Problem details - All entries are to be copied verbatim, while the pictures stay out.

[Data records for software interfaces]
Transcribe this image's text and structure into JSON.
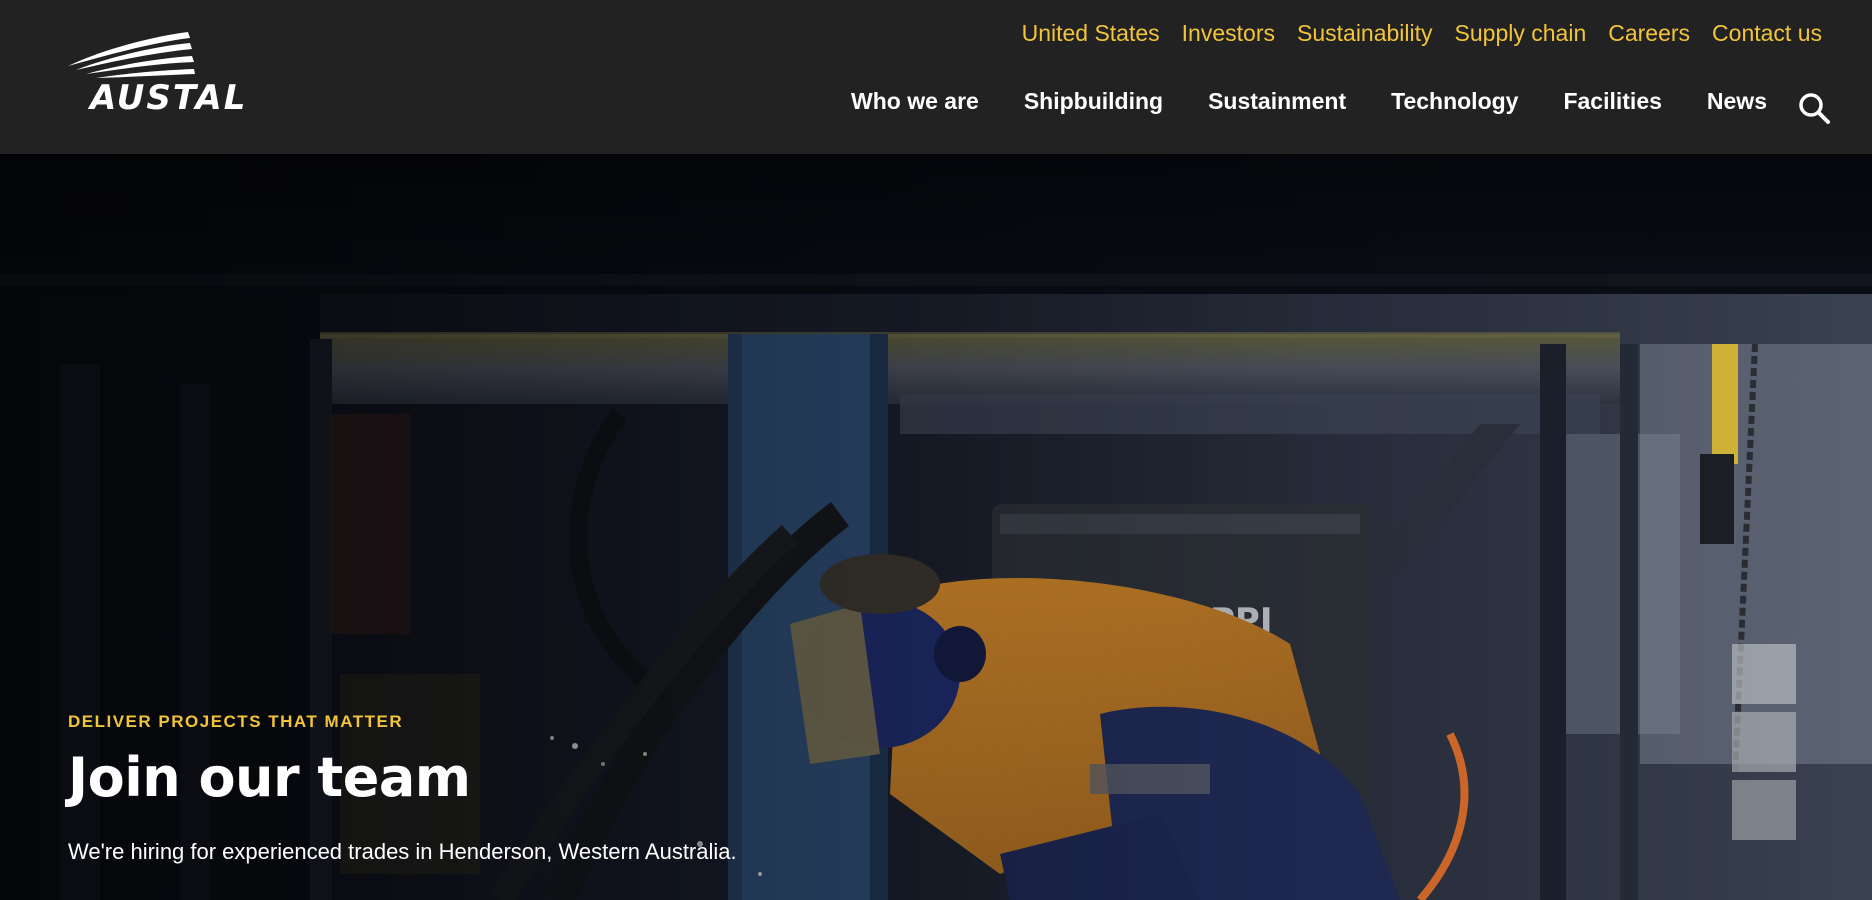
{
  "brand": {
    "name": "AUSTAL",
    "accent_color": "#f2c43a",
    "header_bg": "#222222"
  },
  "utility_nav": [
    {
      "label": "United States"
    },
    {
      "label": "Investors"
    },
    {
      "label": "Sustainability"
    },
    {
      "label": "Supply chain"
    },
    {
      "label": "Careers"
    },
    {
      "label": "Contact us"
    }
  ],
  "main_nav": [
    {
      "label": "Who we are"
    },
    {
      "label": "Shipbuilding"
    },
    {
      "label": "Sustainment"
    },
    {
      "label": "Technology"
    },
    {
      "label": "Facilities"
    },
    {
      "label": "News"
    }
  ],
  "search": {
    "icon": "search-icon"
  },
  "hero": {
    "eyebrow": "DELIVER PROJECTS THAT MATTER",
    "title": "Join our team",
    "subtitle": "We're hiring for experienced trades in Henderson, Western Australia."
  }
}
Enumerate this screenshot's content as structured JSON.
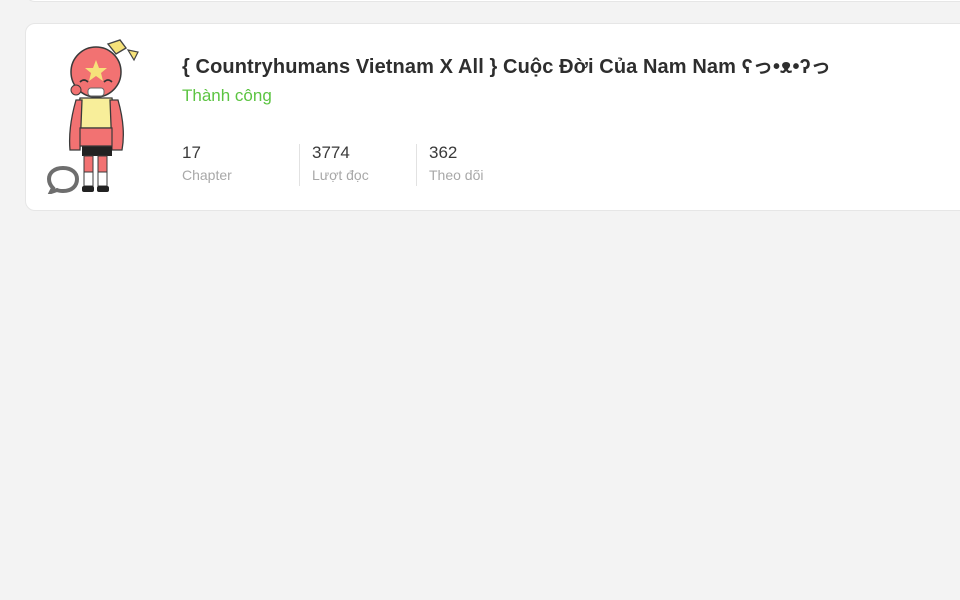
{
  "story": {
    "title": "{ Countryhumans Vietnam X All } Cuộc Đời Của Nam Nam ʕっ•ᴥ•ʔっ",
    "status": "Thành công",
    "status_color": "#5cc442",
    "cover_icon": "character-avatar",
    "comment_icon": "speech-bubble-icon",
    "stats": [
      {
        "value": "17",
        "label": "Chapter"
      },
      {
        "value": "3774",
        "label": "Lượt đọc"
      },
      {
        "value": "362",
        "label": "Theo dõi"
      }
    ]
  }
}
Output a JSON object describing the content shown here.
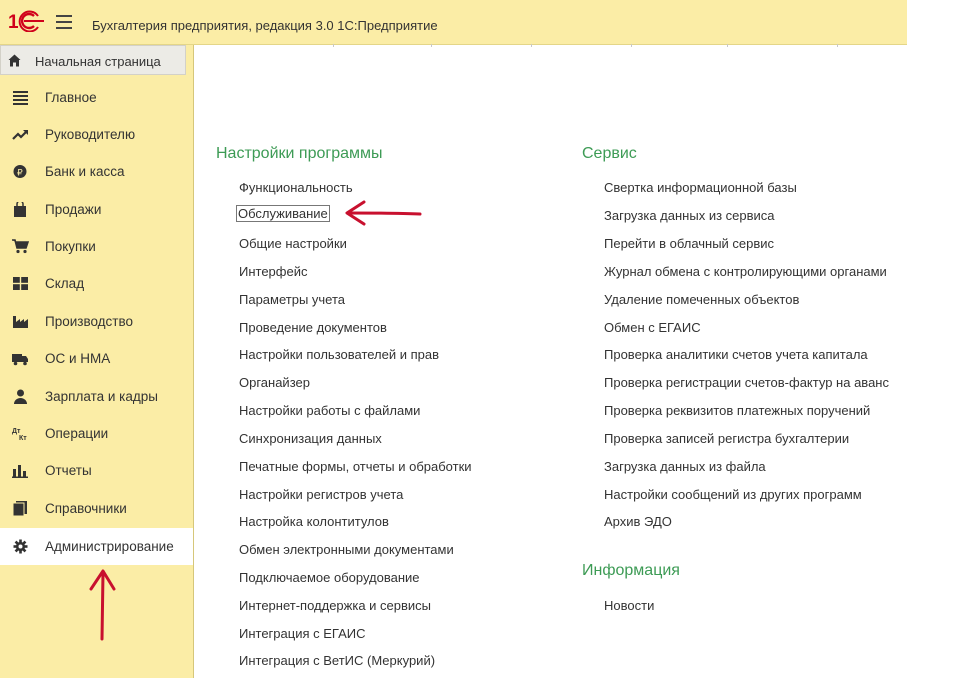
{
  "header": {
    "logo_text": "1С",
    "title": "Бухгалтерия предприятия, редакция 3.0 1С:Предприятие"
  },
  "sidebar": {
    "home_label": "Начальная страница",
    "items": [
      {
        "label": "Главное",
        "icon": "menu-lines-icon"
      },
      {
        "label": "Руководителю",
        "icon": "trend-up-icon"
      },
      {
        "label": "Банк и касса",
        "icon": "ruble-coin-icon"
      },
      {
        "label": "Продажи",
        "icon": "shopping-bag-icon"
      },
      {
        "label": "Покупки",
        "icon": "cart-icon"
      },
      {
        "label": "Склад",
        "icon": "warehouse-icon"
      },
      {
        "label": "Производство",
        "icon": "factory-icon"
      },
      {
        "label": "ОС и НМА",
        "icon": "truck-icon"
      },
      {
        "label": "Зарплата и кадры",
        "icon": "person-icon"
      },
      {
        "label": "Операции",
        "icon": "debit-credit-icon"
      },
      {
        "label": "Отчеты",
        "icon": "bar-chart-icon"
      },
      {
        "label": "Справочники",
        "icon": "book-icon"
      },
      {
        "label": "Администрирование",
        "icon": "gear-icon",
        "active": true
      }
    ]
  },
  "settings": {
    "title": "Настройки программы",
    "links": [
      "Функциональность",
      "Обслуживание",
      "Общие настройки",
      "Интерфейс",
      "Параметры учета",
      "Проведение документов",
      "Настройки пользователей и прав",
      "Органайзер",
      "Настройки работы с файлами",
      "Синхронизация данных",
      "Печатные формы, отчеты и обработки",
      "Настройки регистров учета",
      "Настройка колонтитулов",
      "Обмен электронными документами",
      "Подключаемое оборудование",
      "Интернет-поддержка и сервисы",
      "Интеграция с ЕГАИС",
      "Интеграция с ВетИС (Меркурий)"
    ]
  },
  "service": {
    "title": "Сервис",
    "links": [
      "Свертка информационной базы",
      "Загрузка данных из сервиса",
      "Перейти в облачный сервис",
      "Журнал обмена с контролирующими органами",
      "Удаление помеченных объектов",
      "Обмен с ЕГАИС",
      "Проверка аналитики счетов учета капитала",
      "Проверка регистрации счетов-фактур на аванс",
      "Проверка реквизитов платежных поручений",
      "Проверка записей регистра бухгалтерии",
      "Загрузка данных из файла",
      "Настройки сообщений из других программ",
      "Архив ЭДО"
    ]
  },
  "info": {
    "title": "Информация",
    "links": [
      "Новости"
    ]
  },
  "colors": {
    "accent_yellow": "#fbeda6",
    "group_green": "#3d9b55",
    "annotation_red": "#c8102e",
    "logo_red": "#d0021b"
  }
}
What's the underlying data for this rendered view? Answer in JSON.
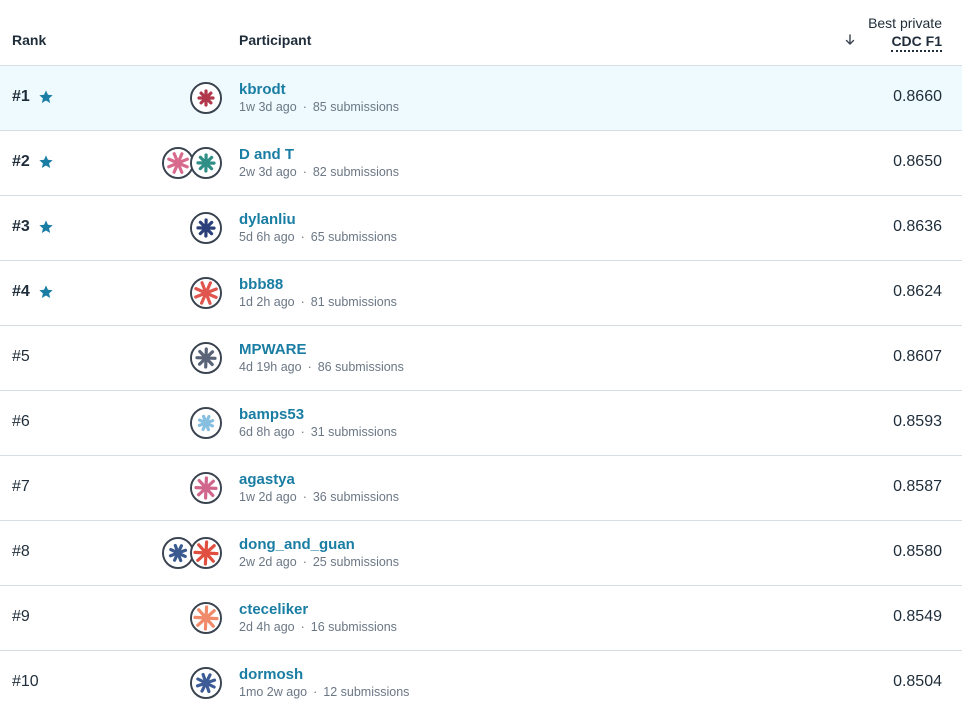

Response to the exercise -
Transcribe this image's text and structure into JSON.
{
  "brand": {
    "name": "AUSTAL",
    "accent_color": "#f2c43a",
    "header_bg": "#222222"
  },
  "utility_nav": [
    {
      "label": "United States"
    },
    {
      "label": "Investors"
    },
    {
      "label": "Sustainability"
    },
    {
      "label": "Supply chain"
    },
    {
      "label": "Careers"
    },
    {
      "label": "Contact us"
    }
  ],
  "main_nav": [
    {
      "label": "Who we are"
    },
    {
      "label": "Shipbuilding"
    },
    {
      "label": "Sustainment"
    },
    {
      "label": "Technology"
    },
    {
      "label": "Facilities"
    },
    {
      "label": "News"
    }
  ],
  "search": {
    "icon": "search-icon"
  },
  "hero": {
    "eyebrow": "DELIVER PROJECTS THAT MATTER",
    "title": "Join our team",
    "subtitle": "We're hiring for experienced trades in Henderson, Western Australia."
  }
}
Enumerate this screenshot's content as structured JSON.
{
  "story": {
    "title": "{ Countryhumans Vietnam X All } Cuộc Đời Của Nam Nam ʕっ•ᴥ•ʔっ",
    "status": "Thành công",
    "status_color": "#5cc442",
    "cover_icon": "character-avatar",
    "comment_icon": "speech-bubble-icon",
    "stats": [
      {
        "value": "17",
        "label": "Chapter"
      },
      {
        "value": "3774",
        "label": "Lượt đọc"
      },
      {
        "value": "362",
        "label": "Theo dõi"
      }
    ]
  }
}
Output a JSON object describing the content shown here.
{
  "header": {
    "logo_text": "1С",
    "title": "Бухгалтерия предприятия, редакция 3.0 1С:Предприятие"
  },
  "sidebar": {
    "home_label": "Начальная страница",
    "items": [
      {
        "label": "Главное",
        "icon": "menu-lines-icon"
      },
      {
        "label": "Руководителю",
        "icon": "trend-up-icon"
      },
      {
        "label": "Банк и касса",
        "icon": "ruble-coin-icon"
      },
      {
        "label": "Продажи",
        "icon": "shopping-bag-icon"
      },
      {
        "label": "Покупки",
        "icon": "cart-icon"
      },
      {
        "label": "Склад",
        "icon": "warehouse-icon"
      },
      {
        "label": "Производство",
        "icon": "factory-icon"
      },
      {
        "label": "ОС и НМА",
        "icon": "truck-icon"
      },
      {
        "label": "Зарплата и кадры",
        "icon": "person-icon"
      },
      {
        "label": "Операции",
        "icon": "debit-credit-icon"
      },
      {
        "label": "Отчеты",
        "icon": "bar-chart-icon"
      },
      {
        "label": "Справочники",
        "icon": "book-icon"
      },
      {
        "label": "Администрирование",
        "icon": "gear-icon",
        "active": true
      }
    ]
  },
  "settings": {
    "title": "Настройки программы",
    "links": [
      "Функциональность",
      "Обслуживание",
      "Общие настройки",
      "Интерфейс",
      "Параметры учета",
      "Проведение документов",
      "Настройки пользователей и прав",
      "Органайзер",
      "Настройки работы с файлами",
      "Синхронизация данных",
      "Печатные формы, отчеты и обработки",
      "Настройки регистров учета",
      "Настройка колонтитулов",
      "Обмен электронными документами",
      "Подключаемое оборудование",
      "Интернет-поддержка и сервисы",
      "Интеграция с ЕГАИС",
      "Интеграция с ВетИС (Меркурий)"
    ]
  },
  "service": {
    "title": "Сервис",
    "links": [
      "Свертка информационной базы",
      "Загрузка данных из сервиса",
      "Перейти в облачный сервис",
      "Журнал обмена с контролирующими органами",
      "Удаление помеченных объектов",
      "Обмен с ЕГАИС",
      "Проверка аналитики счетов учета капитала",
      "Проверка регистрации счетов-фактур на аванс",
      "Проверка реквизитов платежных поручений",
      "Проверка записей регистра бухгалтерии",
      "Загрузка данных из файла",
      "Настройки сообщений из других программ",
      "Архив ЭДО"
    ]
  },
  "info": {
    "title": "Информация",
    "links": [
      "Новости"
    ]
  },
  "colors": {
    "accent_yellow": "#fbeda6",
    "group_green": "#3d9b55",
    "annotation_red": "#c8102e",
    "logo_red": "#d0021b"
  }
}
What's the underlying data for this rendered view? Answer in JSON.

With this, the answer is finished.